Alberta’s largest Indigenous advocacy group claims that the company operating a coal-fired power plant in the province’s northeast is misrepresenting its relationship with the First Nations that are opposed to its construction.

The Alberta First Nations Engagement committee, a federal-provincial body created under the Indian Act, said in an affidavit that companies building coal plants should come up with a working relationship with First Nations that includes treaty relationships, rather than just working with them to find a reduction of impacts on local people.

Alberta imposes $30-a-tonne carbon tax on carbon-intensive companies Read more

“In many ways, there is a clash between the business and the local landowner,” said Tim Shields, the chair of the committee.

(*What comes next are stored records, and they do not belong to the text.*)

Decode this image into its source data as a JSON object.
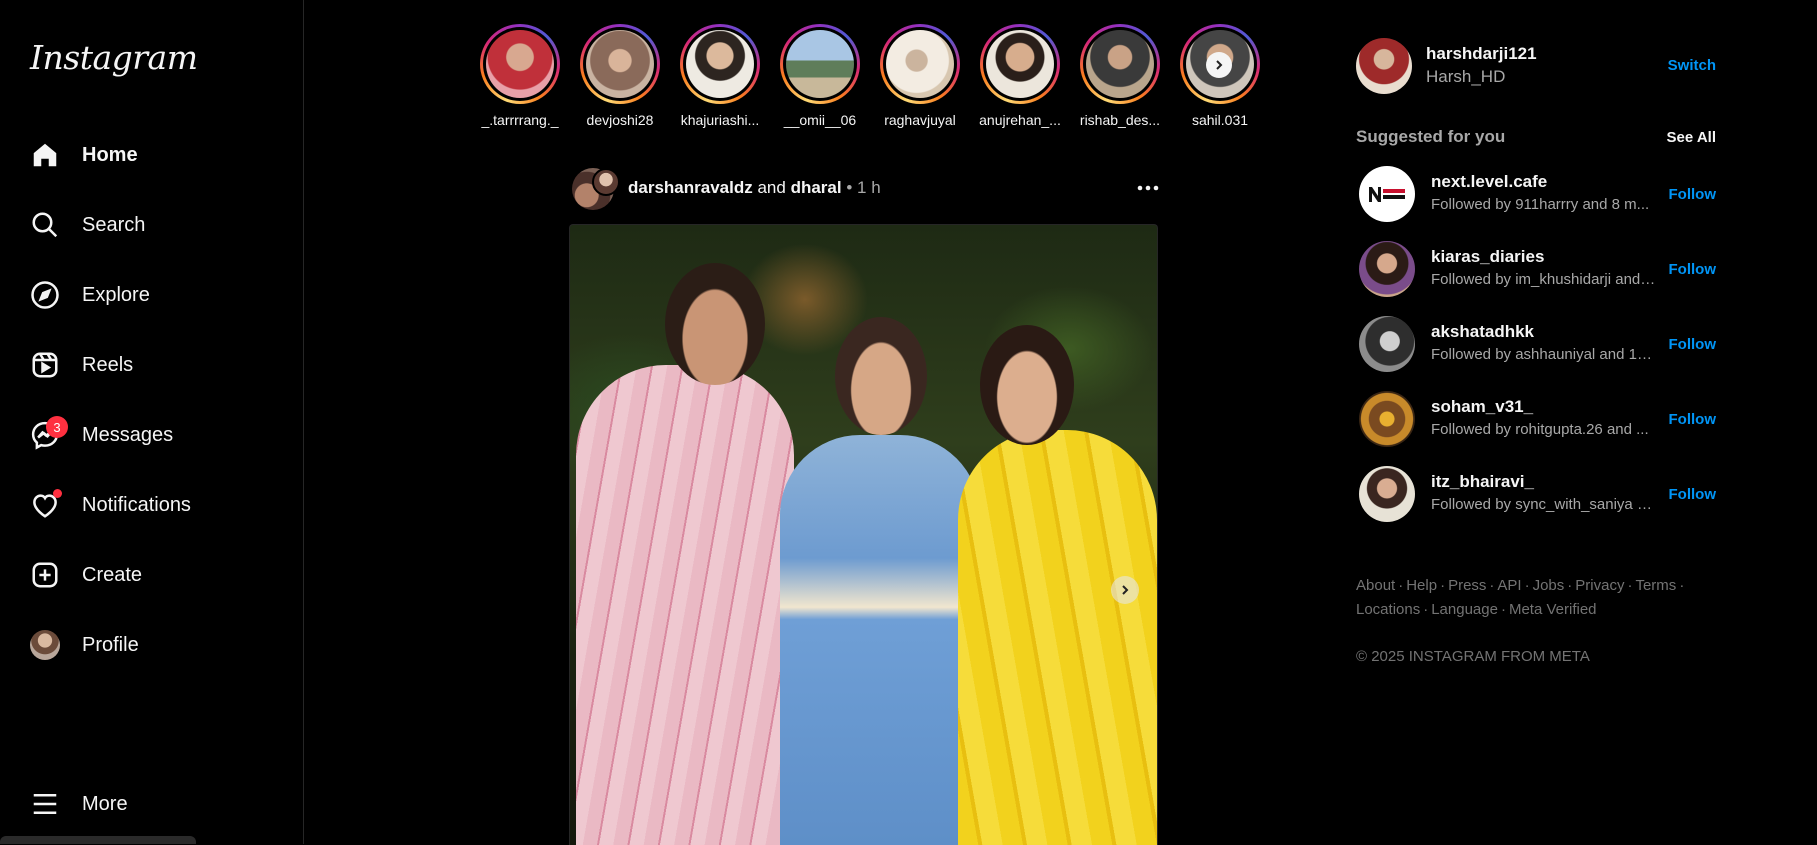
{
  "app": {
    "logo": "Instagram"
  },
  "sidebar": {
    "items": [
      {
        "label": "Home",
        "icon": "home-icon"
      },
      {
        "label": "Search",
        "icon": "search-icon"
      },
      {
        "label": "Explore",
        "icon": "compass-icon"
      },
      {
        "label": "Reels",
        "icon": "reels-icon"
      },
      {
        "label": "Messages",
        "icon": "messenger-icon",
        "badge": "3"
      },
      {
        "label": "Notifications",
        "icon": "heart-icon"
      },
      {
        "label": "Create",
        "icon": "plus-square-icon"
      },
      {
        "label": "Profile",
        "icon": "avatar"
      }
    ],
    "more": "More"
  },
  "stories": [
    {
      "name": "_.tarrrrang._"
    },
    {
      "name": "devjoshi28"
    },
    {
      "name": "khajuriashi..."
    },
    {
      "name": "__omii__06"
    },
    {
      "name": "raghavjuyal"
    },
    {
      "name": "anujrehan_..."
    },
    {
      "name": "rishab_des..."
    },
    {
      "name": "sahil.031"
    }
  ],
  "post": {
    "author1": "darshanravaldz",
    "joiner": "and",
    "author2": "dharal",
    "time": "1 h"
  },
  "right": {
    "username": "harshdarji121",
    "full_name": "Harsh_HD",
    "switch": "Switch",
    "suggested_title": "Suggested for you",
    "see_all": "See All",
    "suggestions": [
      {
        "user": "next.level.cafe",
        "sub": "Followed by 911harrry and 8 m...",
        "action": "Follow"
      },
      {
        "user": "kiaras_diaries",
        "sub": "Followed by im_khushidarji and ...",
        "action": "Follow"
      },
      {
        "user": "akshatadhkk",
        "sub": "Followed by ashhauniyal and 13...",
        "action": "Follow"
      },
      {
        "user": "soham_v31_",
        "sub": "Followed by rohitgupta.26 and ...",
        "action": "Follow"
      },
      {
        "user": "itz_bhairavi_",
        "sub": "Followed by sync_with_saniya a...",
        "action": "Follow"
      }
    ],
    "footer_links": [
      "About",
      "Help",
      "Press",
      "API",
      "Jobs",
      "Privacy",
      "Terms",
      "Locations",
      "Language",
      "Meta Verified"
    ],
    "copyright": "© 2025 INSTAGRAM FROM META"
  },
  "colors": {
    "accent": "#0095f6",
    "badge": "#ff3040",
    "background": "#000000"
  }
}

“It’s very important for the Cree people to have jobs, and it’s very important for the Cree people to have, in terms of policy, the benefits that can flow from that, but they want to do it in a way that’s respectful to the interests of the area.”

The affidavit was used in an ongoing review of whether Canadian legislation covering treaty rights allows the group to sue to halt the building of the AltaGas CCS (carbon capture and storage) project at the Lac Belle Prairie coal-fired power plant.

The 34-year-old plant generates more than 30% of the province’s power. Although it has sparked considerable opposition from local First Nations, the company says it has a consultative relationship with the Cree community and that it is working with them to find a way to reduce the environmental and health impacts on local people.

During a meeting on 17 July between the committee and AltaGas executive John Dallas, he suggested that First Nations need to be mindful of “biophysical assets”, such as the land and the water. The committee, says a spokesman, was struck by the comments as they refer to the sensitive nature of both lands that are needed to operate the plant.

“It was certainly not intended to be an argument about biological resources, but it was really intended to be an argument about a cultural heritage, that the Cree people have a strong cultural heritage around those areas,” said Shields.

“And that, I think, is where the committee got really upset because the term ‘biophysical’ sort of telegraphed that AltaGas was only interested in gathering information to support the decision, rather than finding a way to work with the Cree people to try to work out an outcome that will work for them.”

The forum’s task is to determine if the 1972 constitution allows the group to sue to block the construction of the AltaGas plant and/or to approve or reject the recommendations the group submitted to the federal government.

The 2014-2015 second review will report in September to examine whether the constitution allows the group to sue to halt the construction of the AltaGas CCS project.

Roy McLeish, executive director of the Energy Reform Association of Canada, said the AltaGas plant in question is different than the current proposed Napanee, Ontario, project where a portion of the power would be exported overseas.

“So we have the advantage with Napanee of having an export plan,” said McLeish. “We don’t have an export plan on Lac Belle Prairie.”

An AltaGas spokesman said: “We believe that our working relationship with the Cree, their ability to take ownership of their land and to participate in the management of their resources and their commitment to working with us and ensuring a positive impact for the region are aspects of the current collaborative relationship and benefits both sides.”

Leave a Comment